Alica Arvay

Alica Árvay was born in the region characterised by extreme volatility in power as Churchill noted when he was a war correspondent. She was born on the left side of the Danube in a town in East-Central Europe that has been split by the river and history in Komárno/Komárom. At the time the town was in Czechoslovakia. Things could change even if one does not move anywhere. So ancestors who were born in the same place found themselves Slovak or Hungarian citizens as the tide changed although they had no desire for adventure, history was capricious enough to give them the taste of changing fortunes.

Archaeological findings show that the town could trace back its origins to the Neolithic, Eneolithic period, the Bronze Age. There seems to be evidence that Celts settled in the area towards the end of the 1st Century BC. The town's fortress played a crucial role in protecting the region against the Turks and later in the Hungarian revolution of 1848. Then it was the last remaining bastion of the Hungarian resistance against the Austrians until 1849.

This historically important town, trade route and military centre kept getting affluent and demolished every forty years. Split by a bridge over the Danube, just like its big sister, the Hungarian capital, Budapest, it preserved its traditions and has an interesting readiness to adapt to new influences. Its vital forces and zest have remained intact. It should have been named Phoenix situated in a magical region where unknown forces keep reshaping every single being. A giant is sitting and working on his pottery with furious energy, clay marks cover every surface.

Predominantly the town used to be inhabited by the Hungarian majority, although its culture always has been diverse and most people spoke three-four languages as it helped trade: Hungarian, Slovak, German, and they used Latin—as the language of education has remained Latin for a long time in the region especially when it came to law and contracts.

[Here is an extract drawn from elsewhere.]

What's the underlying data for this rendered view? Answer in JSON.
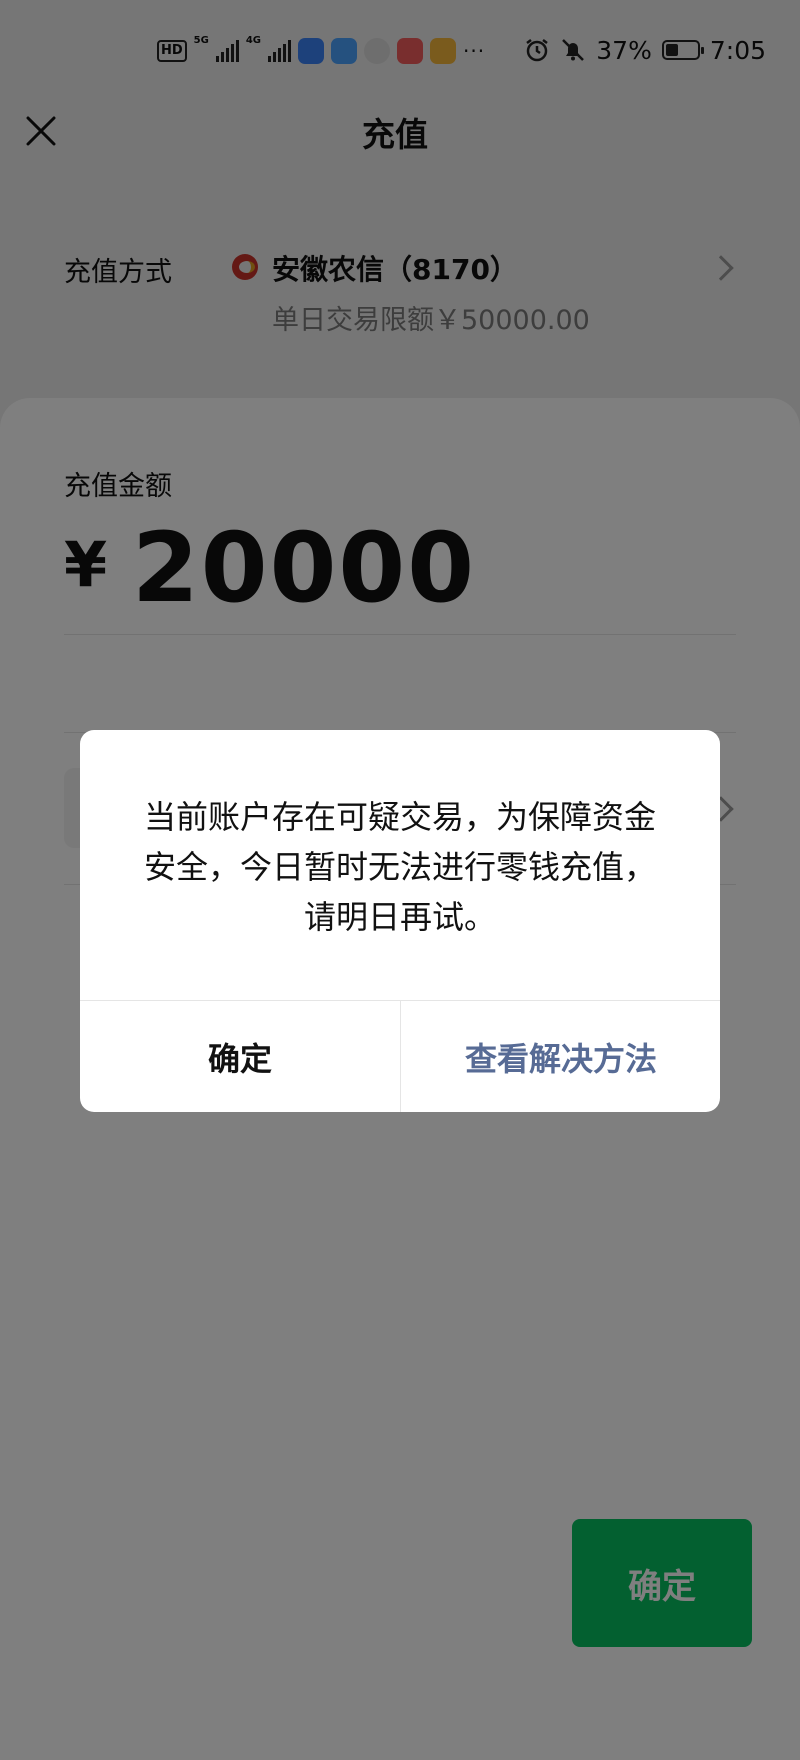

Living in the knowledge of 'all are one' and not forgetting her temporary origins (was it in Eastern Europe?, it could be any other region and continent in the world, still very small and dear, also is it not true that every reader is a daughter or son of José Arcadio Buendia, trapped in a magical time and magical places of constructed origins?), ultimately, she thinks we are God's children and this globe is meant to be a welcoming home for all of us (it is a shame we are turning in an uninhabitable swamp for all), Alica Arvay found her safe harbour in Sevenoaks and takes pride in being a true Sennockian. It is a perfect 'timeless' place for work where once John Donne, the vicar lived and wrote, 'Death do not be proud...', not to mention Knole House, Vita Sackville and the line that would connect the dots between her and Virginia Woolf. Instead of wanting all, she wanted very little: stability where she can work in peace.

She has been writing from an early age winning national competitions. She authored two books, collections of literary fiction short stories and contributed to three anthologies. She is yet to fulfil the promise of her talent but she continues to justify the faith of some of her ardent believers. One thing is for sure, she is a true Buendia who stands firmly, with both feet—on the clouds.

East Anglia

Dreams in Judea, Tales of the City